Post accident examination of the right wing assembly displayed accordion crush damage to the skin of the leading edge of the wing. The right wing assembly was crush damaged. The right aileron flight control cables were traced throughout the airframe to the cockpit flight controls. Flight control cable ends were attached to the aileron attachment fittings. The flap was attached and in the retracted position. The right main landing gear was in the down position.
Post accident examination of the vertical and horizontal stabilizer revealed the left and right horizontal stabilizer was buckle and the elevator was buckled. Examination of the vertical stabilizer and rudder revealed it they were buckled. Post examination of the airframe did not reveal any flight control anomalies.
Post accident examination of the engine revealed the engine was intact with all external accessories attached except both magnetos, which were hanging, by the ignition leads. The number three cylinder was damaged. The aft exhaust pipes were separated, and the oil sump was crushed. The crankshaft was rotated and valve train movement was confirmed to all of the cylinders and to the oil pump, and all pistons were moving. The oil filter was crushed. The oil filter element was opened and no metal particles were observed in the element. The propeller governor was displaced to the rear, and separated from the engine case. The propeller governor drive coupling was separated, and the outer case was crushed with actuating arm separated.
Post accident examination of the fuel manifold revealed that it was crush damaged. The fuel screen was clean and clear. The fuel metering unit screen was clean and clear. Examination of the fuel pump revealed that the pump was attached the engine.
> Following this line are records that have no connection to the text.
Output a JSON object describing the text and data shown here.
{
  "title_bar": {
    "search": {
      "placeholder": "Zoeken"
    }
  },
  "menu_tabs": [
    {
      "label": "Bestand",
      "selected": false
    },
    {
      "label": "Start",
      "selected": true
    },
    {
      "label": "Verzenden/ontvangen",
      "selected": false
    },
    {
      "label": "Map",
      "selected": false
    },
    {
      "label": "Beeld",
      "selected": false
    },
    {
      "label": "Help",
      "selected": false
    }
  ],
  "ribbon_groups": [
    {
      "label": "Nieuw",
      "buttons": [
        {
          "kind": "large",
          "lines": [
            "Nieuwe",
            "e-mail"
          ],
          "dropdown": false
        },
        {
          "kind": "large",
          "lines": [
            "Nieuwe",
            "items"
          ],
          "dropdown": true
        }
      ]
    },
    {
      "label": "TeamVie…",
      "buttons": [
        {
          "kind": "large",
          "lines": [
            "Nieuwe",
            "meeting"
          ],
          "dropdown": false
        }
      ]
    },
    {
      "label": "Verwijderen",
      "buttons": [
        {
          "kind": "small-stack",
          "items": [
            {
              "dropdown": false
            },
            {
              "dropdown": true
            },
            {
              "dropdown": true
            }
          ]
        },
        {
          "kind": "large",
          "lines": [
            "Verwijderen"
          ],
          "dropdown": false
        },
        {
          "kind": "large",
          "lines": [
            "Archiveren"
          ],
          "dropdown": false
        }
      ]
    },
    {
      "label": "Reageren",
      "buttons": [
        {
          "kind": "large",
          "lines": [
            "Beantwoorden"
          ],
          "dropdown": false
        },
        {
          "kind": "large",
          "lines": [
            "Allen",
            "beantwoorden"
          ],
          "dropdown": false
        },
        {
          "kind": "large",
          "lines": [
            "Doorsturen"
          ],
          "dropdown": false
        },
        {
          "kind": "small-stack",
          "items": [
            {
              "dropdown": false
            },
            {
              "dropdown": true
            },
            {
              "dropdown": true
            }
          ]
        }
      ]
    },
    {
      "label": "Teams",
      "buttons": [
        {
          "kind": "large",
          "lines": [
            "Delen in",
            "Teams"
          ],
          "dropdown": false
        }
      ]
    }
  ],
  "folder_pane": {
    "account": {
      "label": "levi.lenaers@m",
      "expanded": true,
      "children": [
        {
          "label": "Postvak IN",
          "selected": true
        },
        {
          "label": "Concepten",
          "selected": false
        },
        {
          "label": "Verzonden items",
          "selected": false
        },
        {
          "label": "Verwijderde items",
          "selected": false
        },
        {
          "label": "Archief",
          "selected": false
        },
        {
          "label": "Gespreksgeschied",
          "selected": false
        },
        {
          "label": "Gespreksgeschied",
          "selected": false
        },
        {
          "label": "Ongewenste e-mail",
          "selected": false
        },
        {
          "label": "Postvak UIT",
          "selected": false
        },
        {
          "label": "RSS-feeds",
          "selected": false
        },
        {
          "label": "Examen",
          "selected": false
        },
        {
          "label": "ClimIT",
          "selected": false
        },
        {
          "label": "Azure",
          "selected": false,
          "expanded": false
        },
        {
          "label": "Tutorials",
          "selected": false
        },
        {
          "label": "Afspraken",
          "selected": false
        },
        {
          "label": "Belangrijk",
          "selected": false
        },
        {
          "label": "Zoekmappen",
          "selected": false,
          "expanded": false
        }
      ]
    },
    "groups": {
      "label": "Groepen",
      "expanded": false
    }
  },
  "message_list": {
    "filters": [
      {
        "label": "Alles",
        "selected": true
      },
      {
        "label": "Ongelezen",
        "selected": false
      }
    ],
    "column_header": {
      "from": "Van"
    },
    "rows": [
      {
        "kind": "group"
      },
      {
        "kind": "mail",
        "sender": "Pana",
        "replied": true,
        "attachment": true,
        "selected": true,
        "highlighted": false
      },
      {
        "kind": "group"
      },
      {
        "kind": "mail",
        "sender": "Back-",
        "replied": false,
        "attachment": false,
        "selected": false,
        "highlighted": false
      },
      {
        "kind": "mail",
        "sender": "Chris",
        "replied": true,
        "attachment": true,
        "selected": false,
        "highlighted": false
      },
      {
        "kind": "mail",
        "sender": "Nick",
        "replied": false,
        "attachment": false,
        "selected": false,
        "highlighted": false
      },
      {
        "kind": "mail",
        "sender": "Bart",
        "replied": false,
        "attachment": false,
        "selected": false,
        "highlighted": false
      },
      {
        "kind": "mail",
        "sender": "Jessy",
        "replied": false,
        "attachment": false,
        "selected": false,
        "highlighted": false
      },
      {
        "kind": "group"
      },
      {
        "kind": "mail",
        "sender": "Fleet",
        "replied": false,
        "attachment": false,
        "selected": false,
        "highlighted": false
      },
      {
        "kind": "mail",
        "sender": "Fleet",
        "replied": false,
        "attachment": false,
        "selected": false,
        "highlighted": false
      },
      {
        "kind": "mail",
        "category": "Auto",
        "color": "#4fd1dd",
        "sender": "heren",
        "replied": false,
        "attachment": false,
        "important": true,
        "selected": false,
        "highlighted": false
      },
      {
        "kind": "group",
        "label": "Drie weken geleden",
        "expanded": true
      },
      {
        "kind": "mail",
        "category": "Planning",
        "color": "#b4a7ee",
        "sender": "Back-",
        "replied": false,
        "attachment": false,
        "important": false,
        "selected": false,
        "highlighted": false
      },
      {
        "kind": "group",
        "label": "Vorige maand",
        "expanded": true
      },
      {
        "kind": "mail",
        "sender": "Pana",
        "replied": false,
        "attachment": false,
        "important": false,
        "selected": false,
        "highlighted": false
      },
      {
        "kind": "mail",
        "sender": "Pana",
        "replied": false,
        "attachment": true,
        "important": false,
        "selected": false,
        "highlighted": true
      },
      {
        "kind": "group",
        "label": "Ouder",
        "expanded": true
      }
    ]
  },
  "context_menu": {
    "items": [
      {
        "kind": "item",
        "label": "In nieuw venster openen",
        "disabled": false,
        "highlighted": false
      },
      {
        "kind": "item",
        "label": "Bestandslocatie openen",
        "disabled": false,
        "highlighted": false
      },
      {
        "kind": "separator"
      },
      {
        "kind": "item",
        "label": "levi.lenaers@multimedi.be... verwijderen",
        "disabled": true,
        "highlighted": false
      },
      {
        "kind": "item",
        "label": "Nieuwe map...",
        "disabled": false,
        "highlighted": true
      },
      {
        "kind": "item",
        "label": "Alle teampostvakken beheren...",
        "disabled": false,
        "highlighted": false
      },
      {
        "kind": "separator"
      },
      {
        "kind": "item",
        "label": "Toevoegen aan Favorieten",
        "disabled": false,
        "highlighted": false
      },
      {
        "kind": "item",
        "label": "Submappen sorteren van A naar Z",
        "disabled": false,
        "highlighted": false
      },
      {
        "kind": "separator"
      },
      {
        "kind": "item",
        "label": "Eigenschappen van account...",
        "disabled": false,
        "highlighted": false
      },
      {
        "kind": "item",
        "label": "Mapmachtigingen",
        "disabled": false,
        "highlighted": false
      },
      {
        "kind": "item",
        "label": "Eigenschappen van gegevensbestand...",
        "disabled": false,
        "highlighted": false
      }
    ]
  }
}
The drive coupling was not damaged, and the drive shaft was free to rotate. The unit was disassembled and no internal damaged was observed.
Post accident examination of the magnetos revealed the right magneto was damaged and when rotated produced spark at all terminals. The left magneto was damaged and the points and condenser was crushed.
Post accident examination of the vacuum pump revealed that the pump was intact and damaged. The drive coupling was not damage, and rotated. The unit was dissembled and no internal damage was observed, and all rotor vanes were in place.
Post accident examination of the propeller revealed that it was still attached to the spinner. Both Blades exhibited bending and twisting on the propeller assembly. All blades had varying degrees of lead edge damage and rotational scoring.
The Office of the Chief Medical Examiner, Chapel Hill, North Carolina preformed the postmortem examination of the private pilot on October 26, 2004. The reported cause of death was blunt force trauma. The postmortem toxicology specimens from the pilot were negative for carbon monoxide, cyanide, drugs and alcohol.
The wreckage of the airplane was released to Leading Edge Investigations on August 8, 2005.
From Advisory Circular 61-23C (Pilot's Handbook of Aeronautical Knowledge), revised 1997: Chapter 9 - Spatial Disorientation and Illusions in Flight Many different illusions can be experienced in flight. Some can lead to spatial disorientation. Others can lead to landing errors. Illusions rank among the most common factors cited as contributing to fatal aircraft accidents. Various complex motions and forces and certain visual scenes encountered in flight can create illusions of motion and position. Spatial disorientation from these illusions can be prevented only by visual reference to reliable, fixed points on the ground or to flight instruments. The most overwhelming of all illusions in flight may be prevented by not making sudden, extreme head movements, particularly while making prolonged constant-rate turns under instrument flight rule instrument conditions.